### EXERCISE:
Where does the word "shoe" appear in the data? Copy every line that holds it.

### PROVIDED RECORDS:

· · · · · · ·

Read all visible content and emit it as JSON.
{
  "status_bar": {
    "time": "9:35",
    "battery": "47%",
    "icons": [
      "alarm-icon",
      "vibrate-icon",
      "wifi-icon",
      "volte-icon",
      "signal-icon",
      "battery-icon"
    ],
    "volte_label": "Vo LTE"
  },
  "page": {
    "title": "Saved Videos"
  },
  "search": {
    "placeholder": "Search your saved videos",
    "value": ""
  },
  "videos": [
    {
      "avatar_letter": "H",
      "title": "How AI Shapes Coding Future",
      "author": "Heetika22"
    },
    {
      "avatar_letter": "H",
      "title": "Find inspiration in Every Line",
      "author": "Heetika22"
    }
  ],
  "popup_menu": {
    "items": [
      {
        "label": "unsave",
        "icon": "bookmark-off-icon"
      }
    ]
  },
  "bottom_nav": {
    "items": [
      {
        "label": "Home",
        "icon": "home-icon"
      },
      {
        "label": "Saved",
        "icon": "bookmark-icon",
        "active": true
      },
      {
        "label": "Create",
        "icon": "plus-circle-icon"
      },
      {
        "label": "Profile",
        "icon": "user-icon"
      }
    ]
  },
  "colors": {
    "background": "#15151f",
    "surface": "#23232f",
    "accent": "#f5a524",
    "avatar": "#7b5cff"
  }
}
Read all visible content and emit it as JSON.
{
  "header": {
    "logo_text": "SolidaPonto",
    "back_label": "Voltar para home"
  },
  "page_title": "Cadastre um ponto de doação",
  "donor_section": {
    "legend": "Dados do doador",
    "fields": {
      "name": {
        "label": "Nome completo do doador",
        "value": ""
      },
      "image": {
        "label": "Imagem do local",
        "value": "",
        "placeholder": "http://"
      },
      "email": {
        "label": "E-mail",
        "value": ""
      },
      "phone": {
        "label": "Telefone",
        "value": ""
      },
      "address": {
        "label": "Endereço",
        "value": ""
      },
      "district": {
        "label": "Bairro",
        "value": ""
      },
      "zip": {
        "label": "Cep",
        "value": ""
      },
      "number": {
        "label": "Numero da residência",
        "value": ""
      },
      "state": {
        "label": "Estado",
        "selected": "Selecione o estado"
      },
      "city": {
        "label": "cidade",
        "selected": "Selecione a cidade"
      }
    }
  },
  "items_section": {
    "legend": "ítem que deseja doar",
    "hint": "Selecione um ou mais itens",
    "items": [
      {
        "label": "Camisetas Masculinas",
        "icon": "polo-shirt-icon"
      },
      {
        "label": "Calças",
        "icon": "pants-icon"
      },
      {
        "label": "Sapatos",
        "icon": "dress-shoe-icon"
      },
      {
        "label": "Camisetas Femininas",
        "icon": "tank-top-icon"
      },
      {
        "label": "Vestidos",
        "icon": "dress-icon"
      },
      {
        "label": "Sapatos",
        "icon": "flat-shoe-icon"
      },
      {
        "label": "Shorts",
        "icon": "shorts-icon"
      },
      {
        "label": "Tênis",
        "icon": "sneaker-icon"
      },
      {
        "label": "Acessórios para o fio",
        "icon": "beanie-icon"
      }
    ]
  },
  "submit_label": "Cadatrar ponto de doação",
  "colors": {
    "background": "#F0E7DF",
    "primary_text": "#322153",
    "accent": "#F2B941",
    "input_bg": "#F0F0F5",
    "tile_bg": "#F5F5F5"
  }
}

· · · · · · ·

### RESPONSE:
        "icon": "dress-shoe-icon"
        "icon": "flat-shoe-icon"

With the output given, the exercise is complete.